Excerpts from an interface dataset -
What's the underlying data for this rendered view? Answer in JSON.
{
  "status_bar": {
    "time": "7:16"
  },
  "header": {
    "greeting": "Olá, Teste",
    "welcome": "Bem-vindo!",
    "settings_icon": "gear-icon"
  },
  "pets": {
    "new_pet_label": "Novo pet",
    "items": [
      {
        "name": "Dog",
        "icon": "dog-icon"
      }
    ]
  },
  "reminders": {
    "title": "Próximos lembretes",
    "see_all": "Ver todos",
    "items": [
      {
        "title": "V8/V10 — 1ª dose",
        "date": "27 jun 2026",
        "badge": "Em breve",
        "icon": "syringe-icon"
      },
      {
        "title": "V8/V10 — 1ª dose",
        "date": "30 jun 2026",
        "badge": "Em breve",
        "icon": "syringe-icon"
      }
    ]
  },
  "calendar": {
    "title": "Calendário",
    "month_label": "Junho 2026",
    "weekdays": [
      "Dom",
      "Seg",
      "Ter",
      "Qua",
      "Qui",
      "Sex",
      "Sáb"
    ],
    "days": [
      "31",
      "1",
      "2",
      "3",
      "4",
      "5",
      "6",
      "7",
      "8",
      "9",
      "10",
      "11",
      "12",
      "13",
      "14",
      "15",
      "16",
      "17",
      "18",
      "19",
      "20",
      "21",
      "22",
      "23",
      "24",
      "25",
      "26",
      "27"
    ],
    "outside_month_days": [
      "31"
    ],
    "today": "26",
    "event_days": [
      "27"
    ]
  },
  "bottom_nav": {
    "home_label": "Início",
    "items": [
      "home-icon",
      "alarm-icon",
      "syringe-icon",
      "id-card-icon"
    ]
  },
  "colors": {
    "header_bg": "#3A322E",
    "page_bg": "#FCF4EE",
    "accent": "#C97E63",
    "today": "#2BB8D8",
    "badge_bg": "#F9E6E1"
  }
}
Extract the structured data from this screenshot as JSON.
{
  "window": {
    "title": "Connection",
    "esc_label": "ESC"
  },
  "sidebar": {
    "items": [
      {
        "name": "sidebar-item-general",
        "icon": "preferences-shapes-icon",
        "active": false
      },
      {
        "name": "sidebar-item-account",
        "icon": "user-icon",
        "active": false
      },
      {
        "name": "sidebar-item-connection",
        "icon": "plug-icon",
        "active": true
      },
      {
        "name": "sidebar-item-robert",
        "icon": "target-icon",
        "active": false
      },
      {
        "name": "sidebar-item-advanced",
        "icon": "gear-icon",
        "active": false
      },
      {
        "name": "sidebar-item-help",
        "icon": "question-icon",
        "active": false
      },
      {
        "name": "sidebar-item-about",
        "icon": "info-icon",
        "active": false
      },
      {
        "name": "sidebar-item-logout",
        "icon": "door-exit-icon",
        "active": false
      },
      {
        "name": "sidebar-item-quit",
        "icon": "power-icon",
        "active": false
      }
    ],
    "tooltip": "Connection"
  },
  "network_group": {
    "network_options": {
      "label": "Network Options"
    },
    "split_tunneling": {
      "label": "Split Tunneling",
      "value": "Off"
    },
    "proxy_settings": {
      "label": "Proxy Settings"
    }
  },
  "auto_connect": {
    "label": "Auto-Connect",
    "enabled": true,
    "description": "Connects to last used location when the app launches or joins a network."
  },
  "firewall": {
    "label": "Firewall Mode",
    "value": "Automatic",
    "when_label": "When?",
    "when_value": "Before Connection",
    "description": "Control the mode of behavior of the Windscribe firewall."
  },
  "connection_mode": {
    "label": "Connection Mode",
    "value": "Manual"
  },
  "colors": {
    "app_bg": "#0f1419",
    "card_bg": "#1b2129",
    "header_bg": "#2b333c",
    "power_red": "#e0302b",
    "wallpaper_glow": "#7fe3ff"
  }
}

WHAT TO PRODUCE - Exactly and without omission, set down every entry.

OUTPUT OF THE EXERCISE -
What's the underlying data for this rendered view? Answer in JSON.
{
  "status_bar": {
    "time": "7:16"
  },
  "header": {
    "greeting": "Olá, Teste",
    "welcome": "Bem-vindo!",
    "settings_icon": "gear-icon"
  },
  "pets": {
    "new_pet_label": "Novo pet",
    "items": [
      {
        "name": "Dog",
        "icon": "dog-icon"
      }
    ]
  },
  "reminders": {
    "title": "Próximos lembretes",
    "see_all": "Ver todos",
    "items": [
      {
        "title": "V8/V10 — 1ª dose",
        "date": "27 jun 2026",
        "badge": "Em breve",
        "icon": "syringe-icon"
      },
      {
        "title": "V8/V10 — 1ª dose",
        "date": "30 jun 2026",
        "badge": "Em breve",
        "icon": "syringe-icon"
      }
    ]
  },
  "calendar": {
    "title": "Calendário",
    "month_label": "Junho 2026",
    "weekdays": [
      "Dom",
      "Seg",
      "Ter",
      "Qua",
      "Qui",
      "Sex",
      "Sáb"
    ],
    "days": [
      "31",
      "1",
      "2",
      "3",
      "4",
      "5",
      "6",
      "7",
      "8",
      "9",
      "10",
      "11",
      "12",
      "13",
      "14",
      "15",
      "16",
      "17",
      "18",
      "19",
      "20",
      "21",
      "22",
      "23",
      "24",
      "25",
      "26",
      "27"
    ],
    "outside_month_days": [
      "31"
    ],
    "today": "26",
    "event_days": [
      "27"
    ]
  },
  "bottom_nav": {
    "home_label": "Início",
    "items": [
      "home-icon",
      "alarm-icon",
      "syringe-icon",
      "id-card-icon"
    ]
  },
  "colors": {
    "header_bg": "#3A322E",
    "page_bg": "#FCF4EE",
    "accent": "#C97E63",
    "today": "#2BB8D8",
    "badge_bg": "#F9E6E1"
  }
}
Extract the structured data from this screenshot as JSON.
{
  "window": {
    "title": "Connection",
    "esc_label": "ESC"
  },
  "sidebar": {
    "items": [
      {
        "name": "sidebar-item-general",
        "icon": "preferences-shapes-icon",
        "active": false
      },
      {
        "name": "sidebar-item-account",
        "icon": "user-icon",
        "active": false
      },
      {
        "name": "sidebar-item-connection",
        "icon": "plug-icon",
        "active": true
      },
      {
        "name": "sidebar-item-robert",
        "icon": "target-icon",
        "active": false
      },
      {
        "name": "sidebar-item-advanced",
        "icon": "gear-icon",
        "active": false
      },
      {
        "name": "sidebar-item-help",
        "icon": "question-icon",
        "active": false
      },
      {
        "name": "sidebar-item-about",
        "icon": "info-icon",
        "active": false
      },
      {
        "name": "sidebar-item-logout",
        "icon": "door-exit-icon",
        "active": false
      },
      {
        "name": "sidebar-item-quit",
        "icon": "power-icon",
        "active": false
      }
    ],
    "tooltip": "Connection"
  },
  "network_group": {
    "network_options": {
      "label": "Network Options"
    },
    "split_tunneling": {
      "label": "Split Tunneling",
      "value": "Off"
    },
    "proxy_settings": {
      "label": "Proxy Settings"
    }
  },
  "auto_connect": {
    "label": "Auto-Connect",
    "enabled": true,
    "description": "Connects to last used location when the app launches or joins a network."
  },
  "firewall": {
    "label": "Firewall Mode",
    "value": "Automatic",
    "when_label": "When?",
    "when_value": "Before Connection",
    "description": "Control the mode of behavior of the Windscribe firewall."
  },
  "connection_mode": {
    "label": "Connection Mode",
    "value": "Manual"
  },
  "colors": {
    "app_bg": "#0f1419",
    "card_bg": "#1b2129",
    "header_bg": "#2b333c",
    "power_red": "#e0302b",
    "wallpaper_glow": "#7fe3ff"
  }
}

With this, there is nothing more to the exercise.